Empowering Conversations

Philia @ 12min.me

14 September 2017 , , Philia
The Future of Development? Social Entrepreneurship!
Philia @ 12min.me

A little while ago, we had the great pleasure to give a talk at 12min.me on “Empowering Conversations”, which is one of the key aspects of the Philia Peer Coaching method. Unfortunately, there is no recording of the talk, but here you can read the most decisive parts of Tanja’s talk on the topic:

Apart from being a co-founder at Philia, I am currently writing my PhD at Cambridge University. I’m based at the psychology department. A few years ago, our department has been a pioneer in big data analysis related to social media.

They developed a personality quiz that people would complete via Facebook and then the results were linked to their Facebook likes. In total, more than 6 million people took part in the study. As a result, the research team got very good insights about the correlations between Facebook likes and personality traits. The research project stopped at that point, but the same technique has been used in advertising ever since.

So let’s take the character trait “risk aversion” or “risk loving”: An insurance can, for example, use an advert with a mountain exhibition and the title “We’re there for you on all your adventures” for a person who is risk loving and for a risk averse person a photo of a family and the title “Wouldn’t you want to protect them in the best way possible?”. Now add to that a slogan that creates emotional stress such as “buy our insurance package within the next 10 minutes” and you’ve probably converted your next customer.

Now I would like to turn to an entirely different topic. A couple of years ago, I had some issues around eating disorders and depression. It was a rather overwhelming period of my life. And those of you who have ever suffered from a mental health issue will know that it’s hard to see a linear way out of these problems.
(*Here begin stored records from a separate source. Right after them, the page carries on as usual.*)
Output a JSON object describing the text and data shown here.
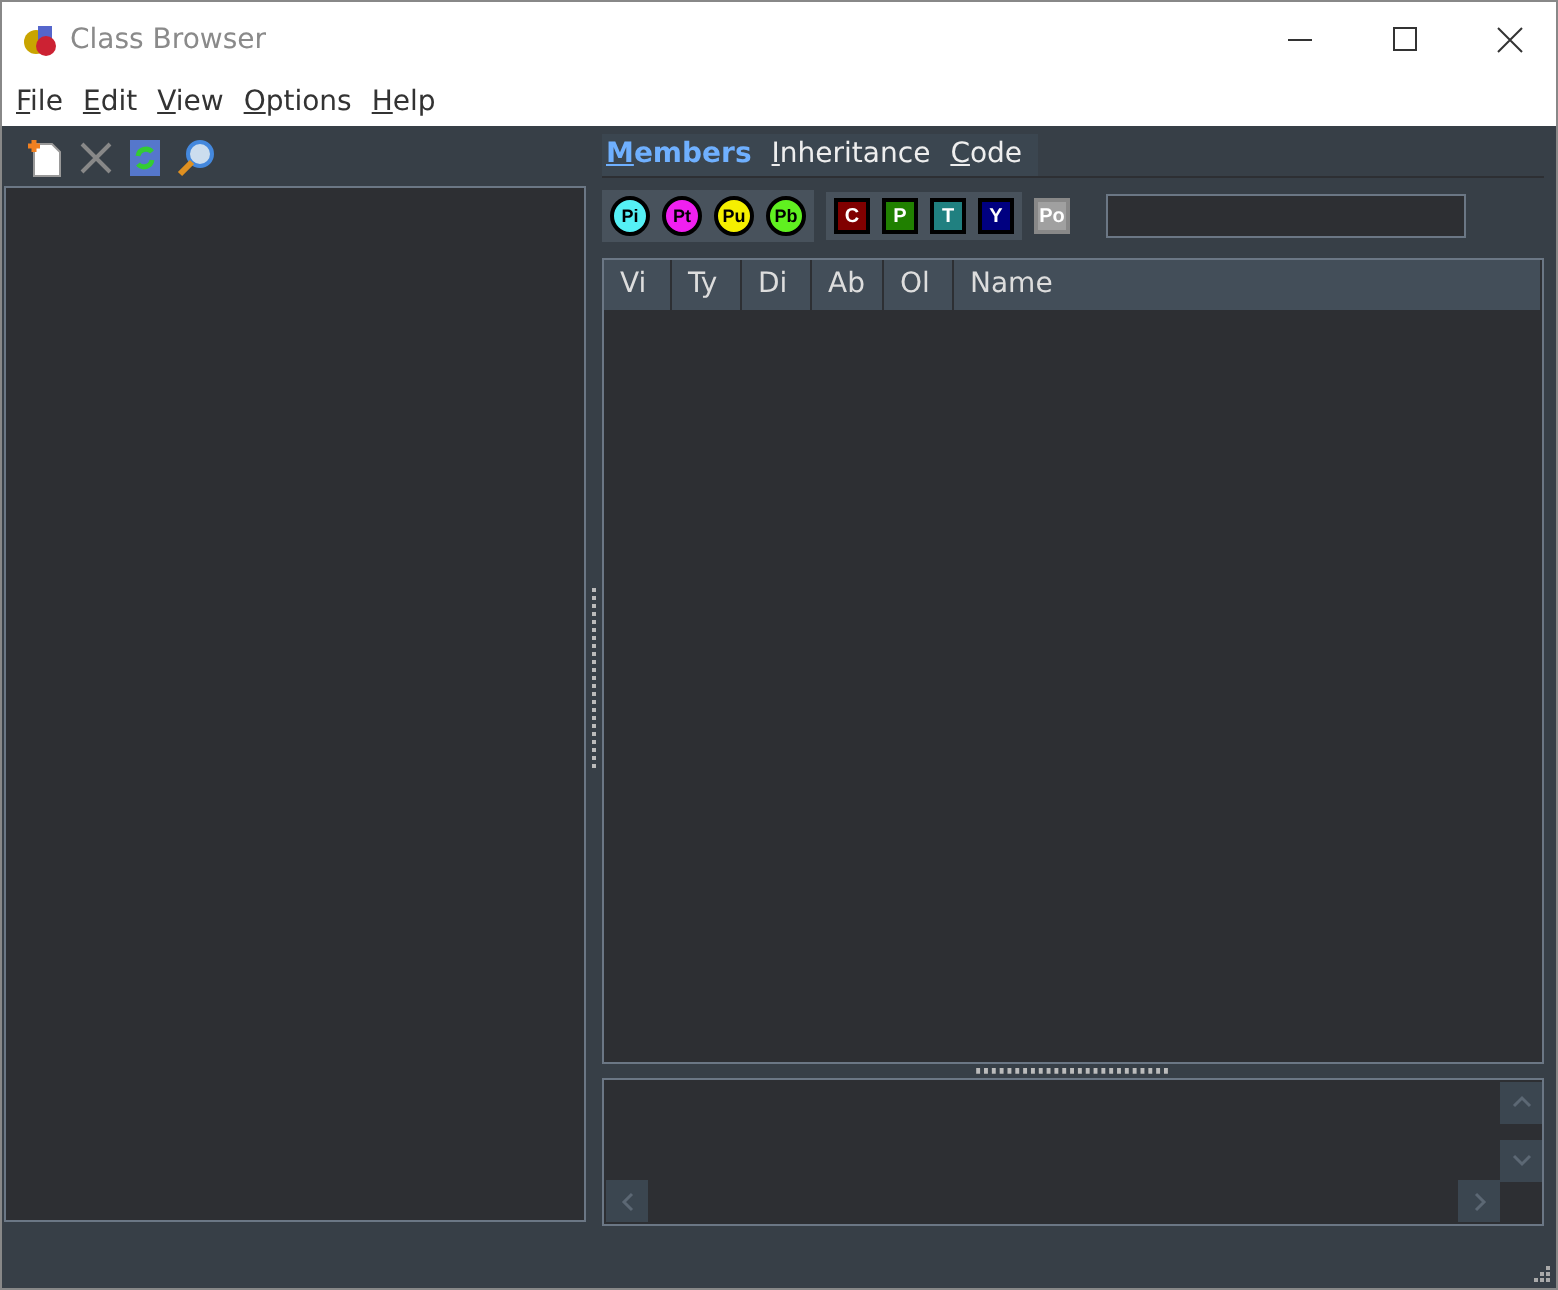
{
  "window": {
    "title": "Class Browser"
  },
  "menu": [
    "File",
    "Edit",
    "View",
    "Options",
    "Help"
  ],
  "tabs": [
    {
      "label": "Members",
      "selected": true
    },
    {
      "label": "Inheritance",
      "selected": false
    },
    {
      "label": "Code",
      "selected": false
    }
  ],
  "scope_filters": [
    {
      "label": "Pi",
      "color": "#55f0f5"
    },
    {
      "label": "Pt",
      "color": "#f020f0"
    },
    {
      "label": "Pu",
      "color": "#f5f000"
    },
    {
      "label": "Pb",
      "color": "#60f020"
    }
  ],
  "type_filters": [
    {
      "label": "C",
      "color": "#800000",
      "disabled": false
    },
    {
      "label": "P",
      "color": "#208000",
      "disabled": false
    },
    {
      "label": "T",
      "color": "#208080",
      "disabled": false
    },
    {
      "label": "Y",
      "color": "#000080",
      "disabled": false
    },
    {
      "label": "Po",
      "color": "#a0a0a0",
      "disabled": true
    }
  ],
  "columns": [
    "Vi",
    "Ty",
    "Di",
    "Ab",
    "Ol",
    "Name"
  ]
}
Luckily, I had a very capable psychotherapist. She was a bit grandma-like, but extremely knowledgeable and experienced, She essentially helped me explore the reasons for my disease and step by step overcome the issue.

So in each of these examples, there was one party who was way more informed and aware of the situation than the other party. In the marketing example, the customer was the one who had less information and was put under pressure to buy. In the psychotherapy example, I was the one who couldn’t make sense of her own situation. In both cases, the other party had a much higher level of what is actually going on. The marketer and the psychologist essentially had a bird’s eye perspective and more information.
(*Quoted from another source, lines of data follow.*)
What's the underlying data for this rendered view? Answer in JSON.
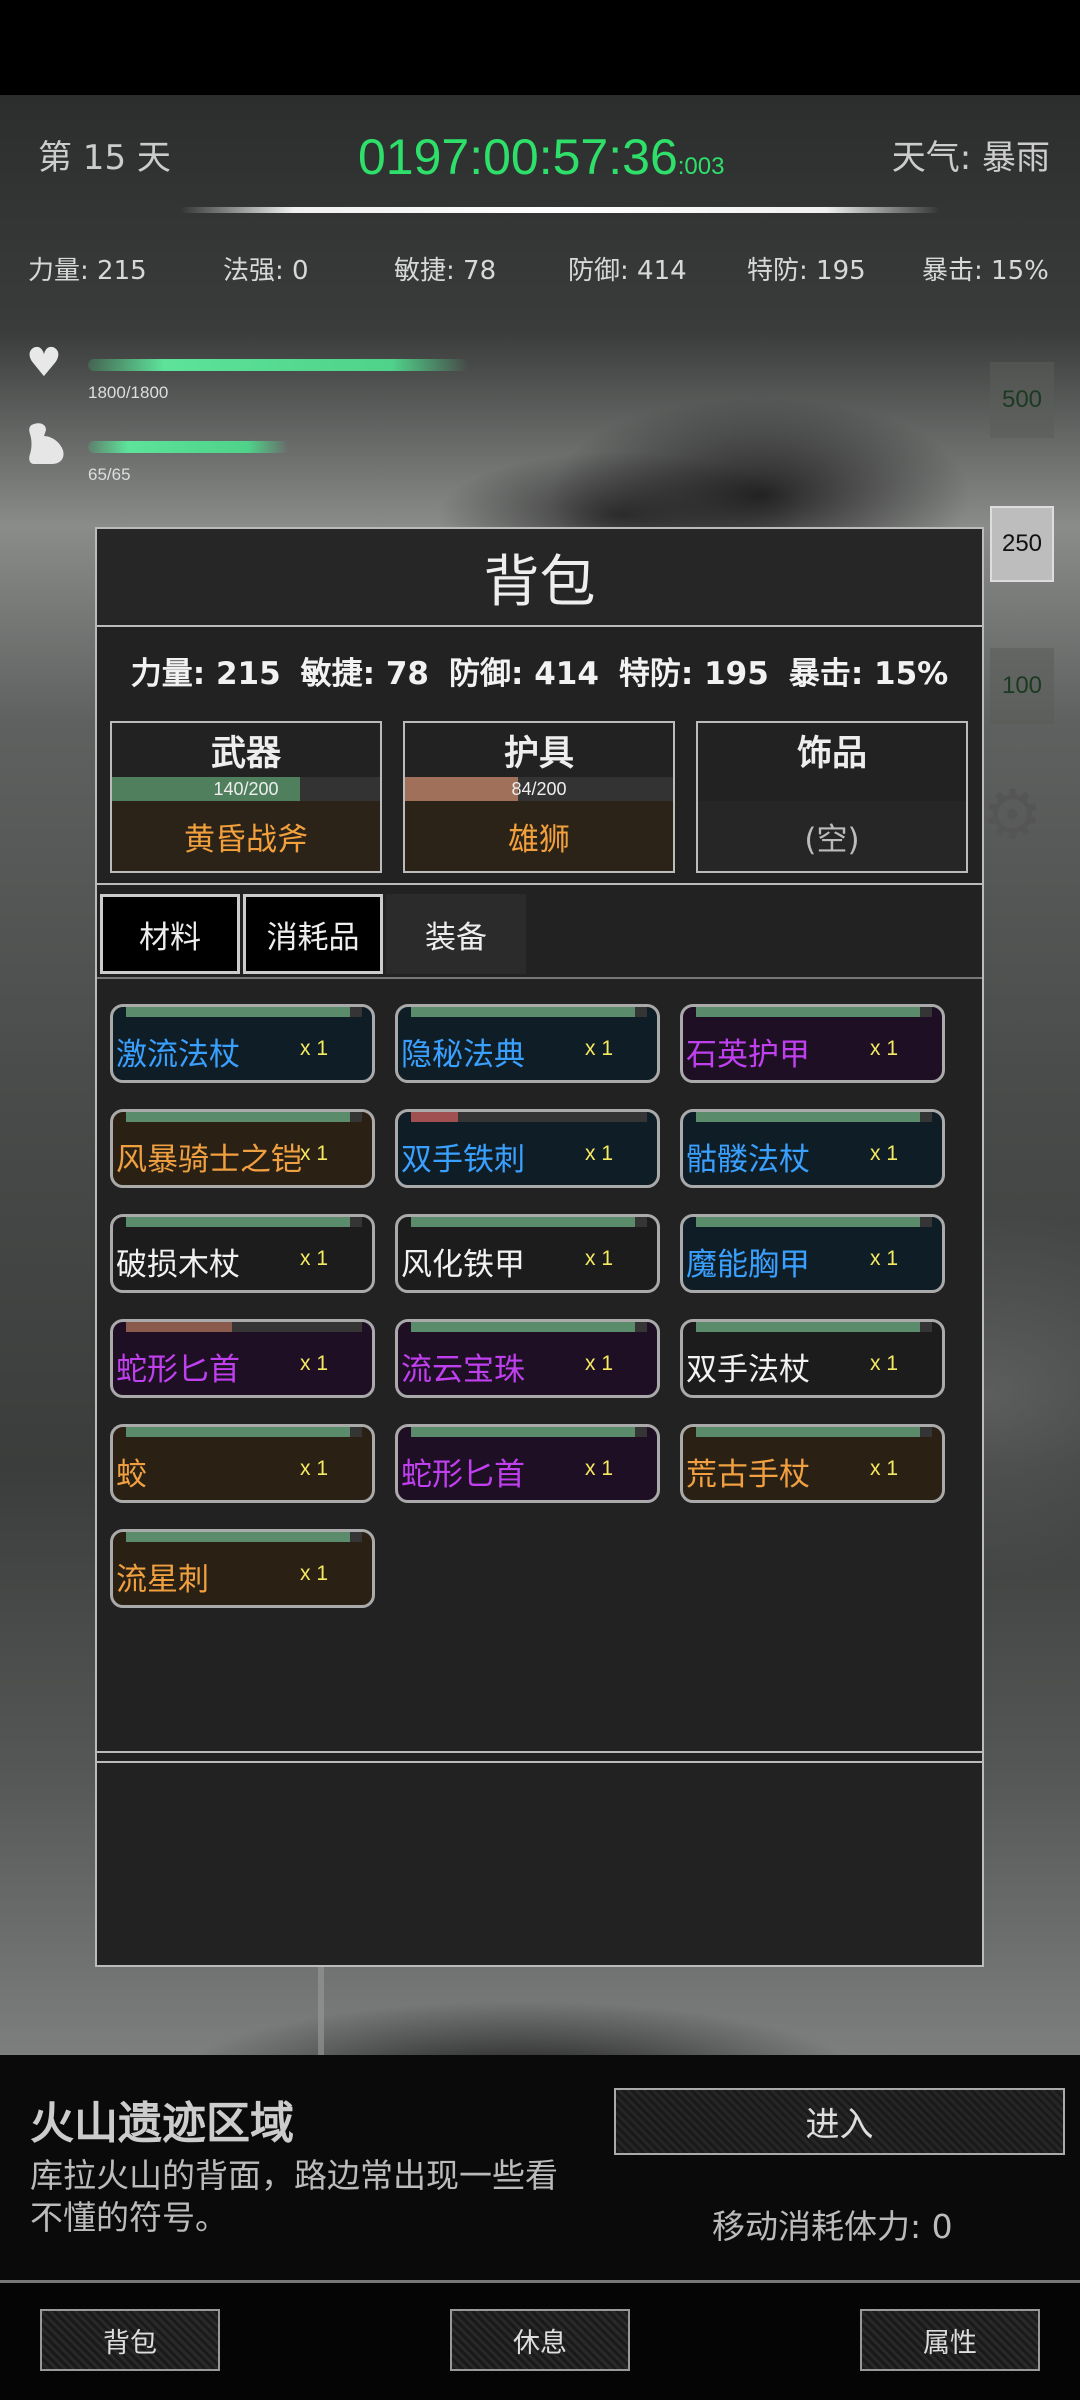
{
  "hud": {
    "day": "第 15 天",
    "timer": "0197:00:57:36",
    "timer_ms": ":003",
    "weather": "天气: 暴雨"
  },
  "top_stats": [
    "力量: 215",
    "法强: 0",
    "敏捷: 78",
    "防御: 414",
    "特防: 195",
    "暴击: 15%"
  ],
  "vitals": {
    "health": {
      "text": "1800/1800",
      "current": 1800,
      "max": 1800
    },
    "stamina": {
      "text": "65/65",
      "current": 65,
      "max": 65
    }
  },
  "bet_chips": [
    {
      "value": "500",
      "active": false
    },
    {
      "value": "250",
      "active": true
    },
    {
      "value": "100",
      "active": false
    }
  ],
  "panel": {
    "title": "背包",
    "stats": [
      "力量: 215",
      "敏捷: 78",
      "防御: 414",
      "特防: 195",
      "暴击: 15%"
    ],
    "slots": [
      {
        "label": "武器",
        "bar_text": "140/200",
        "fill": 0.7,
        "bar_color": "#4f7f5c",
        "item": "黄昏战斧"
      },
      {
        "label": "护具",
        "bar_text": "84/200",
        "fill": 0.42,
        "bar_color": "#a0705a",
        "item": "雄狮"
      },
      {
        "label": "饰品",
        "bar_text": "",
        "fill": 0,
        "bar_color": "#4f7f5c",
        "item": "(空)"
      }
    ],
    "tabs": [
      "材料",
      "消耗品",
      "装备"
    ],
    "items": [
      {
        "name": "激流法杖",
        "count": "x 1",
        "color": "#3aa0ff",
        "bg": "#0f1e26",
        "fill": 0.95,
        "bar": "#5a8c6c"
      },
      {
        "name": "隐秘法典",
        "count": "x 1",
        "color": "#3aa0ff",
        "bg": "#0f1e26",
        "fill": 0.95,
        "bar": "#5a8c6c"
      },
      {
        "name": "石英护甲",
        "count": "x 1",
        "color": "#c040f0",
        "bg": "#1e0f24",
        "fill": 0.95,
        "bar": "#5a8c6c"
      },
      {
        "name": "风暴骑士之铠",
        "count": "x 1",
        "color": "#f0a040",
        "bg": "#2a2014",
        "fill": 0.95,
        "bar": "#5a8c6c"
      },
      {
        "name": "双手铁刺",
        "count": "x 1",
        "color": "#3aa0ff",
        "bg": "#0f1e26",
        "fill": 0.2,
        "bar": "#a05050"
      },
      {
        "name": "骷髅法杖",
        "count": "x 1",
        "color": "#3aa0ff",
        "bg": "#0f1e26",
        "fill": 0.95,
        "bar": "#5a8c6c"
      },
      {
        "name": "破损木杖",
        "count": "x 1",
        "color": "#f2f2f2",
        "bg": "#1c1c1c",
        "fill": 0.95,
        "bar": "#5a8c6c"
      },
      {
        "name": "风化铁甲",
        "count": "x 1",
        "color": "#f2f2f2",
        "bg": "#1c1c1c",
        "fill": 0.95,
        "bar": "#5a8c6c"
      },
      {
        "name": "魔能胸甲",
        "count": "x 1",
        "color": "#3aa0ff",
        "bg": "#0f1e26",
        "fill": 0.95,
        "bar": "#5a8c6c"
      },
      {
        "name": "蛇形匕首",
        "count": "x 1",
        "color": "#c040f0",
        "bg": "#1e0f24",
        "fill": 0.45,
        "bar": "#8a5a4c"
      },
      {
        "name": "流云宝珠",
        "count": "x 1",
        "color": "#c040f0",
        "bg": "#1e0f24",
        "fill": 0.95,
        "bar": "#5a8c6c"
      },
      {
        "name": "双手法杖",
        "count": "x 1",
        "color": "#f2f2f2",
        "bg": "#1c1c1c",
        "fill": 0.95,
        "bar": "#5a8c6c"
      },
      {
        "name": "蛟",
        "count": "x 1",
        "color": "#f0a040",
        "bg": "#2a2014",
        "fill": 0.95,
        "bar": "#5a8c6c"
      },
      {
        "name": "蛇形匕首",
        "count": "x 1",
        "color": "#c040f0",
        "bg": "#1e0f24",
        "fill": 0.95,
        "bar": "#5a8c6c"
      },
      {
        "name": "荒古手杖",
        "count": "x 1",
        "color": "#f0a040",
        "bg": "#2a2014",
        "fill": 0.95,
        "bar": "#5a8c6c"
      },
      {
        "name": "流星刺",
        "count": "x 1",
        "color": "#f0a040",
        "bg": "#2a2014",
        "fill": 0.95,
        "bar": "#5a8c6c"
      }
    ]
  },
  "zone": {
    "name": "火山遗迹区域",
    "description": "库拉火山的背面，路边常出现一些看不懂的符号。",
    "enter_label": "进入",
    "move_cost": "移动消耗体力: 0"
  },
  "nav": [
    "背包",
    "休息",
    "属性"
  ],
  "icons": {
    "health": "heart-icon",
    "stamina": "flexed-arm-icon",
    "settings": "gear-icon"
  }
}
In both cases, the more aware or more informed party had a reasonable power to influence the less informed person. But the difference between the two is that the marketer used his power to manipulate the customer, whereas the psychologist helped me to find my own way out of my struggles and hence empowered me.
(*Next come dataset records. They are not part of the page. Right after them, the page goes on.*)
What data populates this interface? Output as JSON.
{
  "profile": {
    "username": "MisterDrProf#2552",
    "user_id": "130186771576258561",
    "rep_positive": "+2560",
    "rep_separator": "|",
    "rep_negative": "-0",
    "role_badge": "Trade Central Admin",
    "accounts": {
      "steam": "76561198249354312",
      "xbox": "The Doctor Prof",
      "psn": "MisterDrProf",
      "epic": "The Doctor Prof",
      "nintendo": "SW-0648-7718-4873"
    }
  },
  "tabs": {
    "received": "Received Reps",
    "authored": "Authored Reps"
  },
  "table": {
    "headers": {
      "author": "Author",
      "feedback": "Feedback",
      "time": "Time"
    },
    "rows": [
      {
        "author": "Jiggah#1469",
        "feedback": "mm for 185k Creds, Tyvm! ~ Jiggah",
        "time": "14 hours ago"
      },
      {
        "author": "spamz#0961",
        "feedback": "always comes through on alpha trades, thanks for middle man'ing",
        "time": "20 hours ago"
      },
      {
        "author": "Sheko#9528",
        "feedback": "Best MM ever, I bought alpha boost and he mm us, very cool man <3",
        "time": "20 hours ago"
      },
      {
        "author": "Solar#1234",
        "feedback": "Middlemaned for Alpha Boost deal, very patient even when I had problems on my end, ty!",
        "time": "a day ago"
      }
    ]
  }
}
In the sum, the low awareness state means that the situation owns you and you react instead of acting. You lack information and you feel stressed. The high awareness state means that you feel in charge, you have a good overview of the situation, you’re relaxed and you are acting proactively. If you’re the manipulative type, you focus on competition, you patronise others and you act polarising. Whereas if you’re the empowering type, you are focused on cooperation, trust and unity.

When you practice our peer coaching method, you take on 2 different roles. On the one hand, you are the coachee. That means every single week you reflect on your goals, values and barriers. That helps you to raise your awareness about your role in life.

At the same time, you also become a coach for somebody else. In that role, you have the power to either manipulate the other person or to empower them. At Philia, we teach women how to help other women to become the best versions of themselves. And that’s what we mean by empowering conversations.

I would like to end with a quote. “True empowerment means to support people in their own approach of solving their problems.” That is the kind of empowerment that we stand for.